I’ve received some wonderful feedback from college professors who have taught Green Is the New Red as part of their syllabus. As an author, I think one of the best compliments you can receive is that college students actually wanted to read your book and were excited about it in class. Here are a few highlights of what folks are saying after they’ve used the book and invited me to speak to their students.
I assigned Will Potter’s book, Green Is The New Red, to my class, “The Politics of Terrorism and Political Violence,” last Spring at Georgetown University. Despite many of the students’ unfamiliarity with the larger eco-justice and animal rights movements, the words of the text reached them, and many wrote a great deal about the book in their weekly journals and term papers. The book served as the background for a series of discussions concerning the criminalization of dissent, the State’s domestic war on terrorism and how social movements are labeled within a security discourse. During the course’s ‘wrap up’ session, when the students are tasked with evaluating the class, there was nothing but praise for Potter’s book as well as his in-class speaking. I believe one student said it best when she said, that the book reads as it it was written by someone with heart, a careful storyteller who is able to balance journalistic integrity with compassionate humanism. Having met the author and seen him speak, this describes Will Potter to a tee.
Prof. Michael Loadenthal
I used Green is the New Red in a civil rights litigation class for third-year law students. Even for students (and lawyers) who consider themselves well versed in the history of governmental intrusions and surveillance, this book serves as a wake-up call. Whether students are interested in the animal rights movement or not, this book is a must read for any person interested in domestic terrorism laws and enforcement post-9/11.

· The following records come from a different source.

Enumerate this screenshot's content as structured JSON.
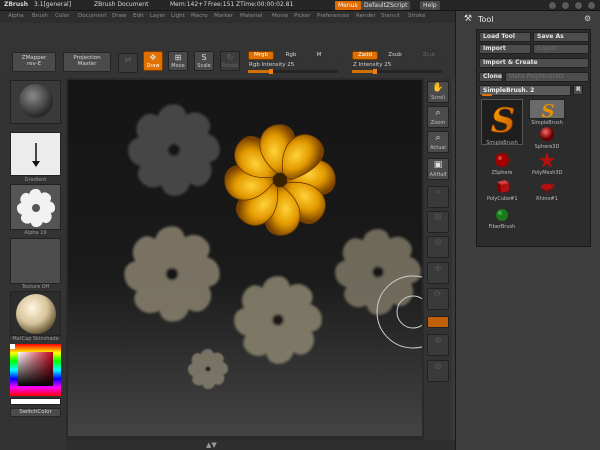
{
  "titlebar": {
    "app": "ZBrush",
    "version": "3.1[general]",
    "document": "ZBrush Document",
    "mem": "Mem:142+7",
    "free": "Free:151",
    "ztime": "ZTime:00:00:02.81",
    "menus_button": "Menus",
    "script_button": "DefaultZScript",
    "help_button": "Help"
  },
  "menubar": [
    "Alpha",
    "Brush",
    "Color",
    "Document",
    "Draw",
    "Edit",
    "Layer",
    "Light",
    "Macro",
    "Marker",
    "Material",
    "Movie",
    "Picker",
    "Preferences",
    "Render",
    "Stencil",
    "Stroke"
  ],
  "shelf": {
    "zmapper": "ZMapper",
    "zmapper_rev": "rev-E",
    "projection": "Projection",
    "projection_master": "Master",
    "draw": "Draw",
    "move": "Move",
    "scale": "Scale",
    "rotate": "Rotate",
    "mrgb": "Mrgb",
    "rgb": "Rgb",
    "m": "M",
    "rgb_intensity": "Rgb Intensity 25",
    "rgb_intensity_value": 25,
    "zadd": "Zadd",
    "zsub": "Zsub",
    "zcut": "Zcut",
    "z_intensity": "Z Intensity 25",
    "z_intensity_value": 25
  },
  "left": {
    "gradient": "Gradient",
    "alpha": "Alpha 19",
    "texture": "Texture Off",
    "material": "MatCap Skinshade",
    "switch_color": "SwitchColor"
  },
  "right": [
    "Scroll",
    "Zoom",
    "Actual",
    "AAHalf",
    "",
    "",
    "",
    "",
    "",
    ""
  ],
  "tool": {
    "title": "Tool",
    "load_tool": "Load Tool",
    "save_as": "Save As",
    "import": "Import",
    "export": "Export",
    "import_create": "Import & Create",
    "clone": "Clone",
    "make_polymesh": "Make PolyMesh3D",
    "current_tool": "SimpleBrush. 2",
    "r_button": "R",
    "items": [
      {
        "label": "SimpleBrush",
        "shape": "s-brush"
      },
      {
        "label": "Sphere3D",
        "shape": "sphere"
      },
      {
        "label": "ZSphere",
        "shape": "zsphere"
      },
      {
        "label": "PolyMesh3D",
        "shape": "star"
      },
      {
        "label": "PolyCube#1",
        "shape": "cube"
      },
      {
        "label": "Rhino#1",
        "shape": "rhino"
      },
      {
        "label": "FiberBrush",
        "shape": "fiber"
      }
    ]
  },
  "colors": {
    "accent": "#e07000",
    "background": "#3a3a3a"
  }
}
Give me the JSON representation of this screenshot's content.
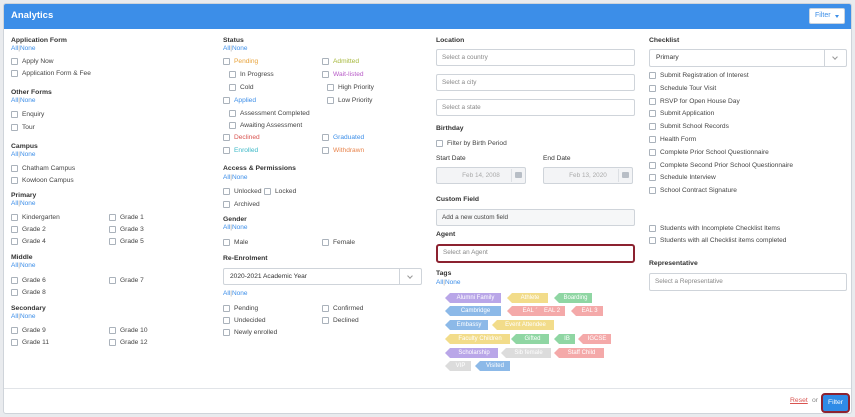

Prof. Justin F. Marceau
University of Denver, Sturm College of Law
As a college professor, I seek to assign texts that will both inform and captivate my students. Will Potter’s Green is the New Red achieves both these goals and then some. I have adopted Green is the New Red as a required book for my upper-level sociology seminar “Environmental Social Movements,” which I will teach in spring 2013. I chose Potter’s book because it provides a riveting depiction and analysis of the opposition that environmental social movements face from government, corporations, as well as the culture in which they work. Potter’s meticulously cited—and often shocking—facts, combined with his fluid and engaging writing style, should appeal to college students at all levels, and it should be of use for sociology, political science, history, and other social science disciplines teaching about social movements and environmentalism.
Prof. Elizabeth Cherry
Green is the New Red was an integral text in my Environmental Justice course. Students found the book personally moving, informative on current political repression, and a necessary history of earth liberation in the U.S. The book was used in the course to bridge an intersectional discussion about environmental injustices with an advocacy for a critical and holistic environmental justice movement. My students pointed out that the book provided salient illustrations of the theoretical concepts we had been discussing all semester.
Prof. Jenny Grubbs
I have used Green is the New Red by Will Potter in two different courses on the Politics of Protest and have used excerpts from the book in environmental politics courses as well. His is the most accessible book I have found on government repression against activists in the United States and on the political usage of “terrorism” in post 9-11 America. In classes like these, its important to discuss the animal and earth liberation movements and I have found that students, from all over the political spectrum, appreciate the viewpoint and approach that Potter uses to examine these topics.
Prof. Sean Parson
Northern Arizona University
This book is essential for any course about social movements. It tells a gripping story about the history of the Animal Enterprise Terrorism Act with clear implications about political repression of First Amendment activity more generally, and along the way it touches on a number of important topics ranging from the nature of terrorism to the role of objectivity in journalism. My students loved it and were equal parts terrified and inspired by it — which is, of course, exactly the right reaction for them to have to this information, though a lesser book might not have achieved this kind of balance. Very, very highly recommended.
Prof. Jeff Sebo